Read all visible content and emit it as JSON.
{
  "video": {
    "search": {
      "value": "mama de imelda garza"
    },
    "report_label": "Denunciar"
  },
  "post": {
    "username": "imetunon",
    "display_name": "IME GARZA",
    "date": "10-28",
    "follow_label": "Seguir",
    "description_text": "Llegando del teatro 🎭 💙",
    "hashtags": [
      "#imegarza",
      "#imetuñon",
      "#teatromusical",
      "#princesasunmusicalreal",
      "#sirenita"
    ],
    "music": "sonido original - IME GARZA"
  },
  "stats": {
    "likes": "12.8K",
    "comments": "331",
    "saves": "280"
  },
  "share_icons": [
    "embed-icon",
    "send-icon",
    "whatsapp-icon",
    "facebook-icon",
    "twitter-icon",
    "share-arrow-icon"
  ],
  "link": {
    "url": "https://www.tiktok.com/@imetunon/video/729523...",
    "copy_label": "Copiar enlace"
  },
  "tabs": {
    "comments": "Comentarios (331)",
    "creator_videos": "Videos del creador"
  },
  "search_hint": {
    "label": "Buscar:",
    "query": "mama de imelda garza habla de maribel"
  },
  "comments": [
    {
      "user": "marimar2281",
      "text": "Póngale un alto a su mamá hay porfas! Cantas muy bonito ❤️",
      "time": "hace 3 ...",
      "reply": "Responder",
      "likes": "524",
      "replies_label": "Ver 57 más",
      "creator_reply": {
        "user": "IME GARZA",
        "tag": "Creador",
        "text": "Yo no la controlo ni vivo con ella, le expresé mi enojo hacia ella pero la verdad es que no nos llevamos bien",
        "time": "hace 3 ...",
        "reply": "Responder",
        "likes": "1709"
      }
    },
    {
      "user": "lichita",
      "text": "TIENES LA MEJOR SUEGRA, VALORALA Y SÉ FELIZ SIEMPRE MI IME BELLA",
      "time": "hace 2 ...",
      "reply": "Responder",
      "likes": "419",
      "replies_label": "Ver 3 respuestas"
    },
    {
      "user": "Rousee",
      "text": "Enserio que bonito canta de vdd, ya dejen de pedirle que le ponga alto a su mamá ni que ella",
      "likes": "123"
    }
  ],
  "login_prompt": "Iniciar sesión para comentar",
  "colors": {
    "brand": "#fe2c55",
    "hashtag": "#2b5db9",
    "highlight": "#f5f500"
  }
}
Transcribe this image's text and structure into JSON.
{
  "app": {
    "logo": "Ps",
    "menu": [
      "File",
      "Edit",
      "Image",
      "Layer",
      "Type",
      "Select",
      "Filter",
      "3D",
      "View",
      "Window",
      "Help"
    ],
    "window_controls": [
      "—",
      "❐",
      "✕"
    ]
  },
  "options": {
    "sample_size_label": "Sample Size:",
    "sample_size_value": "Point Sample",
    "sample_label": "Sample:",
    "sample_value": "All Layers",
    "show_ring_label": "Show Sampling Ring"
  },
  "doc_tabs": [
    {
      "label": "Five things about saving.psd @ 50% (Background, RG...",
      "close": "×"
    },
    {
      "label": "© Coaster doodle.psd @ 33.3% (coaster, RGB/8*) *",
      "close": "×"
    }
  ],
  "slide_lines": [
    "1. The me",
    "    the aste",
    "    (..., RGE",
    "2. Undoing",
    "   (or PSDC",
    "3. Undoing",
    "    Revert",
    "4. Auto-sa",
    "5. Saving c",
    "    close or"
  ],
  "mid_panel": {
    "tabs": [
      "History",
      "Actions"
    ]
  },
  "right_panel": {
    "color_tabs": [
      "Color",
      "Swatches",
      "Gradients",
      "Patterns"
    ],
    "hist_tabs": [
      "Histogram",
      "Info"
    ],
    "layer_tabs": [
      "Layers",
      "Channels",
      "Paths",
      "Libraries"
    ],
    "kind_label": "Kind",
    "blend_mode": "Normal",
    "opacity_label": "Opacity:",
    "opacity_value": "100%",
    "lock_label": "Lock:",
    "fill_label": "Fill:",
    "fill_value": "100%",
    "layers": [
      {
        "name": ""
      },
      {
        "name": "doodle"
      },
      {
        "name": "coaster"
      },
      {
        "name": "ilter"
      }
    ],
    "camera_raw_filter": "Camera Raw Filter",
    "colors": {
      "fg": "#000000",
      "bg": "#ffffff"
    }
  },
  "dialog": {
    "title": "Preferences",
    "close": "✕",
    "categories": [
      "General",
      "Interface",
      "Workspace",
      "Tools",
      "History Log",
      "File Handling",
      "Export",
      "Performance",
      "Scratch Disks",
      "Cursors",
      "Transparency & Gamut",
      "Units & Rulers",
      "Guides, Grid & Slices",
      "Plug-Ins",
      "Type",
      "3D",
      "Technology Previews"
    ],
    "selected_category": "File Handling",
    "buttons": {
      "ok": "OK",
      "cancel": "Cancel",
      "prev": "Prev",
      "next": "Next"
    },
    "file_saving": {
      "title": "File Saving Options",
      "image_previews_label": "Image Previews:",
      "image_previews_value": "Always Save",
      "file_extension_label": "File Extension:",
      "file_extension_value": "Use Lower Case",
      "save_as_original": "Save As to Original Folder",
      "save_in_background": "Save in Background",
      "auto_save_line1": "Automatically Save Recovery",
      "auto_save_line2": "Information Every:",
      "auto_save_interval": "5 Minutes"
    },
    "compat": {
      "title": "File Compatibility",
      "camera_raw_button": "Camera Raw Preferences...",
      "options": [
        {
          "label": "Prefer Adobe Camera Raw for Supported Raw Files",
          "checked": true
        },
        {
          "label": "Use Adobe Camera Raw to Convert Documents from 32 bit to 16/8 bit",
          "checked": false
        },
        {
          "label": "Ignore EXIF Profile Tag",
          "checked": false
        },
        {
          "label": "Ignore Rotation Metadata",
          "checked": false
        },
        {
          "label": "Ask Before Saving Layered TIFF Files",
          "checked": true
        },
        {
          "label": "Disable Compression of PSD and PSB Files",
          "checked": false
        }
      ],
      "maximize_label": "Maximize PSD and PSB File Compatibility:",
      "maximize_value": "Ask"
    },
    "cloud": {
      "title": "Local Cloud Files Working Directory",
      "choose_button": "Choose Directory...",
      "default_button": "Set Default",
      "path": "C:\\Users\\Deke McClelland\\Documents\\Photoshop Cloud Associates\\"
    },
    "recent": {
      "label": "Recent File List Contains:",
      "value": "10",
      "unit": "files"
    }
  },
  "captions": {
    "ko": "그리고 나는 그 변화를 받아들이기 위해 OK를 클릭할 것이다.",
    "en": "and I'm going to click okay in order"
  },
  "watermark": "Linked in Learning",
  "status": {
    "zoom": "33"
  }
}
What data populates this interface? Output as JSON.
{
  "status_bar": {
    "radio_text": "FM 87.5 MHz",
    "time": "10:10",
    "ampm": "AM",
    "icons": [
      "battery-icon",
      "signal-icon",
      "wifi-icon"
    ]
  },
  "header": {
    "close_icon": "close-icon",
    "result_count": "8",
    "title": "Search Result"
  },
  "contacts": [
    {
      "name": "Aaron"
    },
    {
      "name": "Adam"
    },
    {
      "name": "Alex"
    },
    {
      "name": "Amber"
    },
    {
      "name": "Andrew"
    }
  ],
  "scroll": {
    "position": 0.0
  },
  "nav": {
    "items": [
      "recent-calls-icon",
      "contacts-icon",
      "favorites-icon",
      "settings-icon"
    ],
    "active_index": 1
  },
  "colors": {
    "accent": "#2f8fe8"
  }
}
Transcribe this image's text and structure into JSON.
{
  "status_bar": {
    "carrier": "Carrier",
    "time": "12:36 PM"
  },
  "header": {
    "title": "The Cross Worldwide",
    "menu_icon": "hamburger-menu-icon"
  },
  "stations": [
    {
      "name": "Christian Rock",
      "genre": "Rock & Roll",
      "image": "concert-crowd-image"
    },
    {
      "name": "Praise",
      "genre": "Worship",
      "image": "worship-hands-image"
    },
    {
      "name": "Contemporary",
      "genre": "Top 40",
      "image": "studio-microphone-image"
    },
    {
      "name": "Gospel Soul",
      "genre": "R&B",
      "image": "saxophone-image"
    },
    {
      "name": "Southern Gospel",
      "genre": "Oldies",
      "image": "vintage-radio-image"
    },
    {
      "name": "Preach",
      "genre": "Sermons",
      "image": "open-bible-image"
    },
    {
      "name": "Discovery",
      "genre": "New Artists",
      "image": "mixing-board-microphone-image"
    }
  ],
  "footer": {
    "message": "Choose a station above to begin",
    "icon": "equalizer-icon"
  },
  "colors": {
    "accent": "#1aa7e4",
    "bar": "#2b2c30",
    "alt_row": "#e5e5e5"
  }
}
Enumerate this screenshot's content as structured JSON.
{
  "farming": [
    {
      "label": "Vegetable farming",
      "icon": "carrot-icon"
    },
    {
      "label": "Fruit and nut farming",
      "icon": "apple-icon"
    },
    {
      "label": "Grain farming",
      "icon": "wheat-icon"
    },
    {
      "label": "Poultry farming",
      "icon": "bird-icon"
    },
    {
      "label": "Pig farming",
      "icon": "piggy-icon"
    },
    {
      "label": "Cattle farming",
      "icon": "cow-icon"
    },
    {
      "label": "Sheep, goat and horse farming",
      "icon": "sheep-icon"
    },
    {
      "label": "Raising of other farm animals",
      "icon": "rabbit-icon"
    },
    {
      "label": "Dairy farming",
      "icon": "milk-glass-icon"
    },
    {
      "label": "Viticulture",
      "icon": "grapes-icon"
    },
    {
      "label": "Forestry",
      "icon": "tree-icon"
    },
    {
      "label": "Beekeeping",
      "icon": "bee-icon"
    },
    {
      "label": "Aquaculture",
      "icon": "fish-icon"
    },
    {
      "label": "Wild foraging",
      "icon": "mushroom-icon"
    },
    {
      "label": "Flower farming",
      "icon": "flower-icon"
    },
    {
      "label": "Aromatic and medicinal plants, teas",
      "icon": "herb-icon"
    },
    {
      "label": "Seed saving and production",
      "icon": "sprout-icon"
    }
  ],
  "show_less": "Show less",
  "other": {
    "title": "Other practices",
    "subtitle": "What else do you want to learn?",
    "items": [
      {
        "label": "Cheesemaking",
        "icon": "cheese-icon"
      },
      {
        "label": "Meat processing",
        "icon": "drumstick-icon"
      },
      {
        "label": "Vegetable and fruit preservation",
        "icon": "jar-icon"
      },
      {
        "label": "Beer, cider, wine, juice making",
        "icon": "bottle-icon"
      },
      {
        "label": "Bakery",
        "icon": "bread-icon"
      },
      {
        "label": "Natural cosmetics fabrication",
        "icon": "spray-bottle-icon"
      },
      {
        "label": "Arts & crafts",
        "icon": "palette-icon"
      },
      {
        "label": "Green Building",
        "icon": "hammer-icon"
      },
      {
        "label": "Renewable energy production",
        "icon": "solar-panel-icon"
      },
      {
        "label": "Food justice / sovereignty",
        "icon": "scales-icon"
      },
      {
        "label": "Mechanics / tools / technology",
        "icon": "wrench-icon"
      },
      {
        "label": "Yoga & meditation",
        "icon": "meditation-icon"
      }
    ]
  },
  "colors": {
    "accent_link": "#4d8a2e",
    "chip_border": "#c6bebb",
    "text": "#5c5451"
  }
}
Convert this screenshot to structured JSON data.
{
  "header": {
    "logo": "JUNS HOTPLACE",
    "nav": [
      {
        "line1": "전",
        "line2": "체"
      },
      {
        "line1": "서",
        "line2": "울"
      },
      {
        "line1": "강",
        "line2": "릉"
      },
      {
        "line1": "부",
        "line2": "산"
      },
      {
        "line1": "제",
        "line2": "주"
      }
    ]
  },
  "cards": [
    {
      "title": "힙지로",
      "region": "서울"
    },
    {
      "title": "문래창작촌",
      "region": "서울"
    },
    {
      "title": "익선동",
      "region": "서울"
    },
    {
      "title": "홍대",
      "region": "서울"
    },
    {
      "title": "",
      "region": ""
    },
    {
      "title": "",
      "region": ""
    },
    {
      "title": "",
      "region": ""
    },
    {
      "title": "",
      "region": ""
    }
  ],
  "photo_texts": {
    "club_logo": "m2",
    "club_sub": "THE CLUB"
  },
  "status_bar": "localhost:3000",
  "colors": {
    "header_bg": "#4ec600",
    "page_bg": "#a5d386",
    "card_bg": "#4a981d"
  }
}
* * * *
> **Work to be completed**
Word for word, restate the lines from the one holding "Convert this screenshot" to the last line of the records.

> **Answer for the task**
Convert this screenshot to structured JSON data.
{
  "header": {
    "logo": "JUNS HOTPLACE",
    "nav": [
      {
        "line1": "전",
        "line2": "체"
      },
      {
        "line1": "서",
        "line2": "울"
      },
      {
        "line1": "강",
        "line2": "릉"
      },
      {
        "line1": "부",
        "line2": "산"
      },
      {
        "line1": "제",
        "line2": "주"
      }
    ]
  },
  "cards": [
    {
      "title": "힙지로",
      "region": "서울"
    },
    {
      "title": "문래창작촌",
      "region": "서울"
    },
    {
      "title": "익선동",
      "region": "서울"
    },
    {
      "title": "홍대",
      "region": "서울"
    },
    {
      "title": "",
      "region": ""
    },
    {
      "title": "",
      "region": ""
    },
    {
      "title": "",
      "region": ""
    },
    {
      "title": "",
      "region": ""
    }
  ],
  "photo_texts": {
    "club_logo": "m2",
    "club_sub": "THE CLUB"
  },
  "status_bar": "localhost:3000",
  "colors": {
    "header_bg": "#4ec600",
    "page_bg": "#a5d386",
    "card_bg": "#4a981d"
  }
}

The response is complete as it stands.